He was walking the road, removing trash, when he moved branches of a weed apart to find the gun, 5.2 miles from the scene.
Bode served his sentence and was released in 2012.
Investigations involve gathering a lot detailed information for many possibilities, which Marshall said he doesn't think the public understands.
He said demands from the public have changed "because of TV and movies' influence of getting crimes solved in 42 minutes."
A long career
Marshall said he came to the Sheriff's Department in 1975, after the Williams City Council dissolved the Williams Police Department.
"They fired the police chief and it fell apart. Then, they had a few false starts."
He was a sheriff's deputy until 1979, then sergeant until 1984, a lieutenant until 1988, a captain until 2002 and took the sheriff position on Dec. 6, 2002, the day the former sheriff retired and a month before his term started.
Through his time in law enforcement, Marshall has come to believe that there is a lack of discipline in society and that lax laws on drugs and lying politicians are to blame.
Legalizing illicit drugs, are "giving the wrong direction for people to maintain discipline," Marshall said, noting that more than 80 percent of the property or violent crimes he sees are drug or alcohol related.
Another problem is a lack of integrity in political leadership.
"When we have the president of the United States go in and lie to everyone about his escapades, then what do you expect the public to do?" Marshall said citing a short list of presidents' who have been caught lying.
After 50 years of employment — Marshall mowed lawns and worked at a ranch and a drive-in movie theater before going into law enforcement — he is retiring.
Marshall said he has a love for the department and he will miss it.
"It's mostly the people — the dedication and drive to serve the community without much appreciation or much pay," Marshall said.
Sheriff wants new jail
Sheriff Scott Marshall said he plans to "get the process for a new jail started" In his last 15 months on the job.
"It's always been a search for the dollars to make it happen," Marshall said.
The county took a step forward on Tuesday when supervisors decided to proceed with submitting a proposal application to the state for a grant to pay for the construction of a new jail.
Marshall said there are five, $20 million grants available for improvements for small jails and there are at least five small jails in the state that are overcrowded and releasing inmates.
Marshall said the Colusa County jail is more than 50 years old, it's worn out and it's not compliant with current standards. But, it is not overcrowded.
"This jail has served the community well. The sheriff that had it built in the '60s did a fine job," he said.
Sergeant announces bid
Colusa County Sheriff's Department Sgt. Joe Garofalo is the first candidate to officially announce his intention to run for sheriff in 2014.
Garofalo announced last week that he would be running for office. Candidates have until March 7 to file for candidacy.
Garofalo, a lifelong Colusa resident, has worked for the Sheriff's Department for almost 18 years, and has been a sergeant since 2007.
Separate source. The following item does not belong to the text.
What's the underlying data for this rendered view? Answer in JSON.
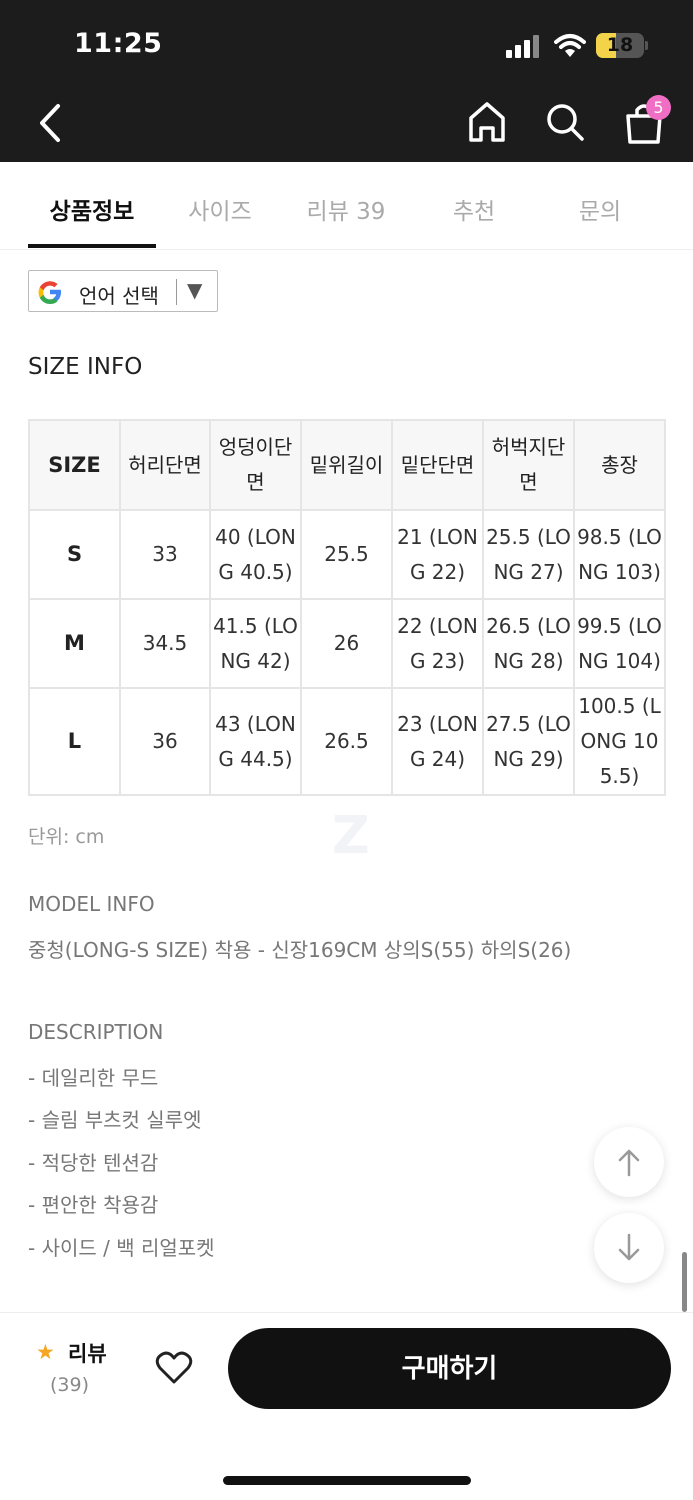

"This is something I've been planning for the last four years now," Garofalo said. "I plan to improve our small-town way of life by working with youth and schools, in addition to working with the ag industry to create some type of networking system for local farmers, to reduce ag crime."
— Brian Pearson